Caffeine can cause your airways to be more open which could affect the results of your test. You should also avoid smoking at least an hour before the test, as well as strenuous exercise before the test. Be sure to wear loose-fitting clothing to the test. Tighter clothing may restrict your breathing. You should also avoid wearing jewelry that might affect your breathing. If you wear dentures, wear them to the test to ensure that your mouth can fit tightly around the mouth piece used for the test. If you have had recent eye, chest, or abdominal surgery or a recent heart attack, you will likely need to delay the test until you have fully recovered. What happens during the tests?


Your PFT’s may include Spirometry, which measures the amount of air you breathe in and out. For this test, you’ll sit in front of a machine and be fitted with a mouthpiece. It’s important that the mouth piece fits snug so that all the air you breathe goes into the machine. You’ll also wear a nose clip to keep you from breathing air out through your nose. The respiratory technologist will explain how to breathe for the test. You may then breathe normally. Your doctor will ask you to breathe in and out as deeply or as quickly as you can for several seconds. They may also ask you to breathe in a medication that opens your airways. You’ll then breathe into the machine again to see if the medication affected your lung function.

Plethysmography Test:

A Plethysmography test measures the volume of gas in your lungs, known as lung volume. For this test, you’ll sit or stand in a small booth and breathe into a mouthpiece. Your doctor can learn about your lung volume by measuring the pressure in the booth. Diffusion Capacity Test: This test evaluates how well the small air sacks inside the lungs, called Alveoli, work. For this part of a pulmonary function test, you will be asked to breathe in certain gases such as Oxygen, Helium, or Carbon Dioxide. You may also breathe in a “Tracer Gas” for one breath. The machine can detect when you breathe out this gas. This will tests how well your lungs are able to transfer Oxygen and Carbon Dioxide to and from your blood stream.

Personal Note:

My Journey to the doctor I’ve been by myself for about a month now, no assistance in the home or when I go out and about. So going to the store or to my appointments are one of the most difficult challenges I face today. Especially when you are Oxygen dependent with Sarcoidosis, as well as Pulmonary Hypertension. Breathing is the center of my core, something that many people take for granted. I ventured out the other day to a couple of doctors appointments I had. I planned my whole schedule, with thoughts that I had everything down to a science. I would get there early and do valet parking, relying on the man to take my scooter out the car. I headed to my first appointment, only to find out that I had the wrong hospital. Which put me behind for the second appointment. The second appointment consisted of me doing a breathing test called Pulmonary function test.

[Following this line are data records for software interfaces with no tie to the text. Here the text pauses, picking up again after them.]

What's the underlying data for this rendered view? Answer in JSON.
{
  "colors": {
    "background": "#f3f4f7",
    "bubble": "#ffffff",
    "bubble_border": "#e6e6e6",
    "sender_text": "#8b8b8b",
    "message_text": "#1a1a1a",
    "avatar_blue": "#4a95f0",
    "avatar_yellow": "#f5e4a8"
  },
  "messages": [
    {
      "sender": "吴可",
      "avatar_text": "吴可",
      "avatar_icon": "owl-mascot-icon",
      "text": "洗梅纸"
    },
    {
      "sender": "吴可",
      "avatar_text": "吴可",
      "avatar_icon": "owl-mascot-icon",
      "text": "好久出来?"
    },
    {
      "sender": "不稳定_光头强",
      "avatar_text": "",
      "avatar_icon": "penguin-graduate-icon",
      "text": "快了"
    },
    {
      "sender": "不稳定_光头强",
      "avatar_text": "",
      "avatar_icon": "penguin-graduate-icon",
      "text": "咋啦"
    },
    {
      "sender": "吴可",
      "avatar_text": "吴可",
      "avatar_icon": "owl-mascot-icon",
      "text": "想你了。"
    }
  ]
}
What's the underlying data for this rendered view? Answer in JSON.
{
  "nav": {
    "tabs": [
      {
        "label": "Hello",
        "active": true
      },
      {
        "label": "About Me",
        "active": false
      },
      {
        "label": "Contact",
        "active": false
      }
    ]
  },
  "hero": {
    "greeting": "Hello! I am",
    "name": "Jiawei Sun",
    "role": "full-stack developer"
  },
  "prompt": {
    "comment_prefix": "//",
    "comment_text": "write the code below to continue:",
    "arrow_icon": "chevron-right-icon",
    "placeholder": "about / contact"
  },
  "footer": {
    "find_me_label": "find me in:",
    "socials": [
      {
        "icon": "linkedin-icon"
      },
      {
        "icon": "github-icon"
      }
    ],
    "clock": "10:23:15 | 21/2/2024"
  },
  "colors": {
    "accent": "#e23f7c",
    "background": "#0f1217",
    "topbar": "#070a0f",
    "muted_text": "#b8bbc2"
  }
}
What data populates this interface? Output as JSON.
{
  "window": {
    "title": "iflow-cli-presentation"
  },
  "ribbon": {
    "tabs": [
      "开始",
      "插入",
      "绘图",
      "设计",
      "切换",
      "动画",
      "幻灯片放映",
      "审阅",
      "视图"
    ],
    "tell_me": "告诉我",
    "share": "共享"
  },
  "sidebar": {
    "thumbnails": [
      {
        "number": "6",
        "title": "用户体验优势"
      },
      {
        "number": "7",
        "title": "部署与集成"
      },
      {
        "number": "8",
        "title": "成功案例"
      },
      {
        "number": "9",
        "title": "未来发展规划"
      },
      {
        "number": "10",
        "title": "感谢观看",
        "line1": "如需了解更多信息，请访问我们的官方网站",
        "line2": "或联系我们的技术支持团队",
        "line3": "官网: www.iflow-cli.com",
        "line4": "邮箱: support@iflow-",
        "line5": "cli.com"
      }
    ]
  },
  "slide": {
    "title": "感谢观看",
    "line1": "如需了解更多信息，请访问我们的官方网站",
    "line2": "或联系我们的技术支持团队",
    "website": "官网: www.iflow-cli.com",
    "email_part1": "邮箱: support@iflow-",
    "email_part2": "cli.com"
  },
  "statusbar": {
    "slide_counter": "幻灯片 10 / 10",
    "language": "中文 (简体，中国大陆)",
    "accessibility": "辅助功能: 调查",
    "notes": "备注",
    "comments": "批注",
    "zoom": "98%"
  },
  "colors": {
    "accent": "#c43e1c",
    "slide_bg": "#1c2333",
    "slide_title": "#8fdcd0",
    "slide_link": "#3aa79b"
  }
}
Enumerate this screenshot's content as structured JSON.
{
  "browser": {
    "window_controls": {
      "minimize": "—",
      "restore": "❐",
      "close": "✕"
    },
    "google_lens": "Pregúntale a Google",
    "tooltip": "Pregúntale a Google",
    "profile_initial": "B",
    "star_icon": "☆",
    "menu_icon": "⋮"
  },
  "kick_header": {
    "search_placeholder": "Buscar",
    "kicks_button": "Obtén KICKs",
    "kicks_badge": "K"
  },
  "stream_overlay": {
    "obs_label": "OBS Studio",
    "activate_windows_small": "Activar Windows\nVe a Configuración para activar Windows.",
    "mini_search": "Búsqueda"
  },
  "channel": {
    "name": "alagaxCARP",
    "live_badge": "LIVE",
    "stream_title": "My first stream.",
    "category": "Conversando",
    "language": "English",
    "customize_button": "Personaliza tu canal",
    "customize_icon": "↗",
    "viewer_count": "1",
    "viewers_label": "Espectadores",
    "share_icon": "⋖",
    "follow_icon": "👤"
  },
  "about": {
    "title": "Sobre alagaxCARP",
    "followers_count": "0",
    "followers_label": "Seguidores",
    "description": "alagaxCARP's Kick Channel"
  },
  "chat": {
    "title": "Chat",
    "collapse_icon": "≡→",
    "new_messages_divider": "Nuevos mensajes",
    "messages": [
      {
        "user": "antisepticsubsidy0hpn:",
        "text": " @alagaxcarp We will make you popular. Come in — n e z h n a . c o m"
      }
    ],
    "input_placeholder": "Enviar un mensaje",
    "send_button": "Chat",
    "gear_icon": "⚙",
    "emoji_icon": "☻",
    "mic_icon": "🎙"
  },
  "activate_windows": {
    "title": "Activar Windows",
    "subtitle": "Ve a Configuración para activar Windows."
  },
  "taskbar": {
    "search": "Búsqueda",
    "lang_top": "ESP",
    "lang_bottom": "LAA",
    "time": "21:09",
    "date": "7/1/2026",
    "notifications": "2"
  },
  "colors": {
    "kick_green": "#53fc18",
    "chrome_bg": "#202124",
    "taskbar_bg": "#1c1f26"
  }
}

Which has been explained in the previous paragraphs. Once I knew I would be racing against time. I knew it would impossible to even do well, or as well as I would normally. So with great disappointment I headed back home. Many don’t begin to understand the disease nor the struggle that goes along with it. Without some type of personal assistance, life is very difficult.

ENCOURAGE YOURSELF: Be not discouraged, God will supply all that your needs, when needed. My hope is in my blessed Saviour. He is the author and finisher of my faith. Without God it would be impossible to continue on without knowing He is there for me. With much Love, Kate